::: DATA FOR THE TASK :::

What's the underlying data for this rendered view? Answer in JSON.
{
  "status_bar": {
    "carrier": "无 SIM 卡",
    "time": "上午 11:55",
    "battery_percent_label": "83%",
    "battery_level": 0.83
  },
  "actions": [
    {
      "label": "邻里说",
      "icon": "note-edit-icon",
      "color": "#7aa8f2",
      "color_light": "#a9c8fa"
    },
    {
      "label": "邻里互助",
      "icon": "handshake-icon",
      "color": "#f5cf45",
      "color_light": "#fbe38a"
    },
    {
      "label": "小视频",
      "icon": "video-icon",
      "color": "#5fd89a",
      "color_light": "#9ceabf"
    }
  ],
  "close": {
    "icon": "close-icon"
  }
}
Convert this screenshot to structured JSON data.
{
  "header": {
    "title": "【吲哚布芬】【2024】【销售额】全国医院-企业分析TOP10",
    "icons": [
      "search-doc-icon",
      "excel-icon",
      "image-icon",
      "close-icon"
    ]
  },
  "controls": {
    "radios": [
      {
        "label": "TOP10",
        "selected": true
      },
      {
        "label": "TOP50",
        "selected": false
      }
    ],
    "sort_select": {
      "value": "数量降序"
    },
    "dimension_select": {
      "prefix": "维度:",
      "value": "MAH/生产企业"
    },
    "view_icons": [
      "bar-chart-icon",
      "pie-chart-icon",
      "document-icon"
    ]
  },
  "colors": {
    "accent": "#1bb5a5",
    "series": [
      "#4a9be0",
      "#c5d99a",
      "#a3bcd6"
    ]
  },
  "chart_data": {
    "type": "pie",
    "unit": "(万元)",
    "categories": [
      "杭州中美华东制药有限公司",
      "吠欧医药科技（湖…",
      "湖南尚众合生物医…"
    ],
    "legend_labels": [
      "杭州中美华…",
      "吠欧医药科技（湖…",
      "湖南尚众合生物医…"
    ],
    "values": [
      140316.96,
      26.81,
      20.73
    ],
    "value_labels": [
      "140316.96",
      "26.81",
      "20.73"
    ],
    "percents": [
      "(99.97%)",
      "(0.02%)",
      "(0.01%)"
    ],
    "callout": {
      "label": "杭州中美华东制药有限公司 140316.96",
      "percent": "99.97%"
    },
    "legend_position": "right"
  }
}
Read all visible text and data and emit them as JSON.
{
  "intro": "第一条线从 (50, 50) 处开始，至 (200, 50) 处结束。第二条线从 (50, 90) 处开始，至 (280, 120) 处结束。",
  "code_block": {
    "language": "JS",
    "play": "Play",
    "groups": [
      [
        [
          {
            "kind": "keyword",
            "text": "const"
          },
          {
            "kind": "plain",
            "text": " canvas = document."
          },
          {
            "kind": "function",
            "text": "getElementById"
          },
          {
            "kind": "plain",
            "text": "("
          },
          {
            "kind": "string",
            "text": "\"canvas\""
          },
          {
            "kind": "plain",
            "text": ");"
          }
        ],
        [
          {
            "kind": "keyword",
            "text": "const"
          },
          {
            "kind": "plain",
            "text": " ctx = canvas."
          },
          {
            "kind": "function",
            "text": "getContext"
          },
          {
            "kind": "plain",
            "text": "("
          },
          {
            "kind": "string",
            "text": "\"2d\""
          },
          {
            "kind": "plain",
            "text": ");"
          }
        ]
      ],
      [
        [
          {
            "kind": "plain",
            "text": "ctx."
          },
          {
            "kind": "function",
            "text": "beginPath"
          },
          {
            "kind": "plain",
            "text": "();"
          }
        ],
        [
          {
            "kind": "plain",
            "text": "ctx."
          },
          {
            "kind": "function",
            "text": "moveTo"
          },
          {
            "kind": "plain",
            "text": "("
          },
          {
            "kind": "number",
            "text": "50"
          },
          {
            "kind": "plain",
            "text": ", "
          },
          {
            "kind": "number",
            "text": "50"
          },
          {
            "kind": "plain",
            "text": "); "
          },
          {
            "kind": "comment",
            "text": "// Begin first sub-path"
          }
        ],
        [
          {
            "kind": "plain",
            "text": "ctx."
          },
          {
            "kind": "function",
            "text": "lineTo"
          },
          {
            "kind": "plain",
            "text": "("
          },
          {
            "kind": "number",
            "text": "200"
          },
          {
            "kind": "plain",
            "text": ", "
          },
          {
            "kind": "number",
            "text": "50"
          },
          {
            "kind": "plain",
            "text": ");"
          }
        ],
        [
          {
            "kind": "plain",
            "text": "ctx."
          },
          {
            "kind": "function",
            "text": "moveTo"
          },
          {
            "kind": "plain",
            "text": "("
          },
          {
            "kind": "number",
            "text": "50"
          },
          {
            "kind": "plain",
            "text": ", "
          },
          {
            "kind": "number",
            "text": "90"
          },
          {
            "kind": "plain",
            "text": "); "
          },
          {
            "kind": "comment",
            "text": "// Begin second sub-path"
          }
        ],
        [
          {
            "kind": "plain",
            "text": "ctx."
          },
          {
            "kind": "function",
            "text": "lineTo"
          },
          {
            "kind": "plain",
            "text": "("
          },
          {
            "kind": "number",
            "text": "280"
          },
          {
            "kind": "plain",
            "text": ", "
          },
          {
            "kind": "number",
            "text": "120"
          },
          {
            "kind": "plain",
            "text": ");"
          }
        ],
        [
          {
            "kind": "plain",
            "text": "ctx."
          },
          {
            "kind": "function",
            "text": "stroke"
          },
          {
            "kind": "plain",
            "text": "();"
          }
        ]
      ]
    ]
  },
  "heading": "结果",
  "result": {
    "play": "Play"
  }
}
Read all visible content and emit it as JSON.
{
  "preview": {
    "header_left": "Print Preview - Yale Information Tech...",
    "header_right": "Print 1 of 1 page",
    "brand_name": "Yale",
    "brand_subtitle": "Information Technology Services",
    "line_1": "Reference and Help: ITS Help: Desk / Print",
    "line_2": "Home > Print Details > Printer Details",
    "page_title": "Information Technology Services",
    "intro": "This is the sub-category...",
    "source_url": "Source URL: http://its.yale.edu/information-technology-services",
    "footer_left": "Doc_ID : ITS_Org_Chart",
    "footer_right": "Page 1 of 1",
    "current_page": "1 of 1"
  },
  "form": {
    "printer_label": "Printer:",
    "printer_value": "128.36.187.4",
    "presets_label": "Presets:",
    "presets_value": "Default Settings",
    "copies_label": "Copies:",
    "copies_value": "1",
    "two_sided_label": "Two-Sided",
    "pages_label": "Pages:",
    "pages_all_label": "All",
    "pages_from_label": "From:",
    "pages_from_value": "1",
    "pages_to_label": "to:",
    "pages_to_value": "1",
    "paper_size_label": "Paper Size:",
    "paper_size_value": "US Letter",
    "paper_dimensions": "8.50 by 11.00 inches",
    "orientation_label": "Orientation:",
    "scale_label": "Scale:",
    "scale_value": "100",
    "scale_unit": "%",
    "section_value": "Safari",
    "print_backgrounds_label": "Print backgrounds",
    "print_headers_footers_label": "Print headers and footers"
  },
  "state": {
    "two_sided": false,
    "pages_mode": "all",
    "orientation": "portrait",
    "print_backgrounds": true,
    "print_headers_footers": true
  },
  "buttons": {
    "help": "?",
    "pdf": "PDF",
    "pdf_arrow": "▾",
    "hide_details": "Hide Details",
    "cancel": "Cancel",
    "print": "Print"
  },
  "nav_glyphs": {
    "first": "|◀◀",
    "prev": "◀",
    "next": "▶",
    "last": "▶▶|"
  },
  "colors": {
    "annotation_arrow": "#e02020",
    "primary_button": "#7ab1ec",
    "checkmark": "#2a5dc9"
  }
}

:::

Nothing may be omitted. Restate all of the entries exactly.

- **FINISHED TASK**
What's the underlying data for this rendered view? Answer in JSON.
{
  "status_bar": {
    "carrier": "无 SIM 卡",
    "time": "上午 11:55",
    "battery_percent_label": "83%",
    "battery_level": 0.83
  },
  "actions": [
    {
      "label": "邻里说",
      "icon": "note-edit-icon",
      "color": "#7aa8f2",
      "color_light": "#a9c8fa"
    },
    {
      "label": "邻里互助",
      "icon": "handshake-icon",
      "color": "#f5cf45",
      "color_light": "#fbe38a"
    },
    {
      "label": "小视频",
      "icon": "video-icon",
      "color": "#5fd89a",
      "color_light": "#9ceabf"
    }
  ],
  "close": {
    "icon": "close-icon"
  }
}
Convert this screenshot to structured JSON data.
{
  "header": {
    "title": "【吲哚布芬】【2024】【销售额】全国医院-企业分析TOP10",
    "icons": [
      "search-doc-icon",
      "excel-icon",
      "image-icon",
      "close-icon"
    ]
  },
  "controls": {
    "radios": [
      {
        "label": "TOP10",
        "selected": true
      },
      {
        "label": "TOP50",
        "selected": false
      }
    ],
    "sort_select": {
      "value": "数量降序"
    },
    "dimension_select": {
      "prefix": "维度:",
      "value": "MAH/生产企业"
    },
    "view_icons": [
      "bar-chart-icon",
      "pie-chart-icon",
      "document-icon"
    ]
  },
  "colors": {
    "accent": "#1bb5a5",
    "series": [
      "#4a9be0",
      "#c5d99a",
      "#a3bcd6"
    ]
  },
  "chart_data": {
    "type": "pie",
    "unit": "(万元)",
    "categories": [
      "杭州中美华东制药有限公司",
      "吠欧医药科技（湖…",
      "湖南尚众合生物医…"
    ],
    "legend_labels": [
      "杭州中美华…",
      "吠欧医药科技（湖…",
      "湖南尚众合生物医…"
    ],
    "values": [
      140316.96,
      26.81,
      20.73
    ],
    "value_labels": [
      "140316.96",
      "26.81",
      "20.73"
    ],
    "percents": [
      "(99.97%)",
      "(0.02%)",
      "(0.01%)"
    ],
    "callout": {
      "label": "杭州中美华东制药有限公司 140316.96",
      "percent": "99.97%"
    },
    "legend_position": "right"
  }
}
Read all visible text and data and emit them as JSON.
{
  "intro": "第一条线从 (50, 50) 处开始，至 (200, 50) 处结束。第二条线从 (50, 90) 处开始，至 (280, 120) 处结束。",
  "code_block": {
    "language": "JS",
    "play": "Play",
    "groups": [
      [
        [
          {
            "kind": "keyword",
            "text": "const"
          },
          {
            "kind": "plain",
            "text": " canvas = document."
          },
          {
            "kind": "function",
            "text": "getElementById"
          },
          {
            "kind": "plain",
            "text": "("
          },
          {
            "kind": "string",
            "text": "\"canvas\""
          },
          {
            "kind": "plain",
            "text": ");"
          }
        ],
        [
          {
            "kind": "keyword",
            "text": "const"
          },
          {
            "kind": "plain",
            "text": " ctx = canvas."
          },
          {
            "kind": "function",
            "text": "getContext"
          },
          {
            "kind": "plain",
            "text": "("
          },
          {
            "kind": "string",
            "text": "\"2d\""
          },
          {
            "kind": "plain",
            "text": ");"
          }
        ]
      ],
      [
        [
          {
            "kind": "plain",
            "text": "ctx."
          },
          {
            "kind": "function",
            "text": "beginPath"
          },
          {
            "kind": "plain",
            "text": "();"
          }
        ],
        [
          {
            "kind": "plain",
            "text": "ctx."
          },
          {
            "kind": "function",
            "text": "moveTo"
          },
          {
            "kind": "plain",
            "text": "("
          },
          {
            "kind": "number",
            "text": "50"
          },
          {
            "kind": "plain",
            "text": ", "
          },
          {
            "kind": "number",
            "text": "50"
          },
          {
            "kind": "plain",
            "text": "); "
          },
          {
            "kind": "comment",
            "text": "// Begin first sub-path"
          }
        ],
        [
          {
            "kind": "plain",
            "text": "ctx."
          },
          {
            "kind": "function",
            "text": "lineTo"
          },
          {
            "kind": "plain",
            "text": "("
          },
          {
            "kind": "number",
            "text": "200"
          },
          {
            "kind": "plain",
            "text": ", "
          },
          {
            "kind": "number",
            "text": "50"
          },
          {
            "kind": "plain",
            "text": ");"
          }
        ],
        [
          {
            "kind": "plain",
            "text": "ctx."
          },
          {
            "kind": "function",
            "text": "moveTo"
          },
          {
            "kind": "plain",
            "text": "("
          },
          {
            "kind": "number",
            "text": "50"
          },
          {
            "kind": "plain",
            "text": ", "
          },
          {
            "kind": "number",
            "text": "90"
          },
          {
            "kind": "plain",
            "text": "); "
          },
          {
            "kind": "comment",
            "text": "// Begin second sub-path"
          }
        ],
        [
          {
            "kind": "plain",
            "text": "ctx."
          },
          {
            "kind": "function",
            "text": "lineTo"
          },
          {
            "kind": "plain",
            "text": "("
          },
          {
            "kind": "number",
            "text": "280"
          },
          {
            "kind": "plain",
            "text": ", "
          },
          {
            "kind": "number",
            "text": "120"
          },
          {
            "kind": "plain",
            "text": ");"
          }
        ],
        [
          {
            "kind": "plain",
            "text": "ctx."
          },
          {
            "kind": "function",
            "text": "stroke"
          },
          {
            "kind": "plain",
            "text": "();"
          }
        ]
      ]
    ]
  },
  "heading": "结果",
  "result": {
    "play": "Play"
  }
}
Read all visible content and emit it as JSON.
{
  "preview": {
    "header_left": "Print Preview - Yale Information Tech...",
    "header_right": "Print 1 of 1 page",
    "brand_name": "Yale",
    "brand_subtitle": "Information Technology Services",
    "line_1": "Reference and Help: ITS Help: Desk / Print",
    "line_2": "Home > Print Details > Printer Details",
    "page_title": "Information Technology Services",
    "intro": "This is the sub-category...",
    "source_url": "Source URL: http://its.yale.edu/information-technology-services",
    "footer_left": "Doc_ID : ITS_Org_Chart",
    "footer_right": "Page 1 of 1",
    "current_page": "1 of 1"
  },
  "form": {
    "printer_label": "Printer:",
    "printer_value": "128.36.187.4",
    "presets_label": "Presets:",
    "presets_value": "Default Settings",
    "copies_label": "Copies:",
    "copies_value": "1",
    "two_sided_label": "Two-Sided",
    "pages_label": "Pages:",
    "pages_all_label": "All",
    "pages_from_label": "From:",
    "pages_from_value": "1",
    "pages_to_label": "to:",
    "pages_to_value": "1",
    "paper_size_label": "Paper Size:",
    "paper_size_value": "US Letter",
    "paper_dimensions": "8.50 by 11.00 inches",
    "orientation_label": "Orientation:",
    "scale_label": "Scale:",
    "scale_value": "100",
    "scale_unit": "%",
    "section_value": "Safari",
    "print_backgrounds_label": "Print backgrounds",
    "print_headers_footers_label": "Print headers and footers"
  },
  "state": {
    "two_sided": false,
    "pages_mode": "all",
    "orientation": "portrait",
    "print_backgrounds": true,
    "print_headers_footers": true
  },
  "buttons": {
    "help": "?",
    "pdf": "PDF",
    "pdf_arrow": "▾",
    "hide_details": "Hide Details",
    "cancel": "Cancel",
    "print": "Print"
  },
  "nav_glyphs": {
    "first": "|◀◀",
    "prev": "◀",
    "next": "▶",
    "last": "▶▶|"
  },
  "colors": {
    "annotation_arrow": "#e02020",
    "primary_button": "#7ab1ec",
    "checkmark": "#2a5dc9"
  }
}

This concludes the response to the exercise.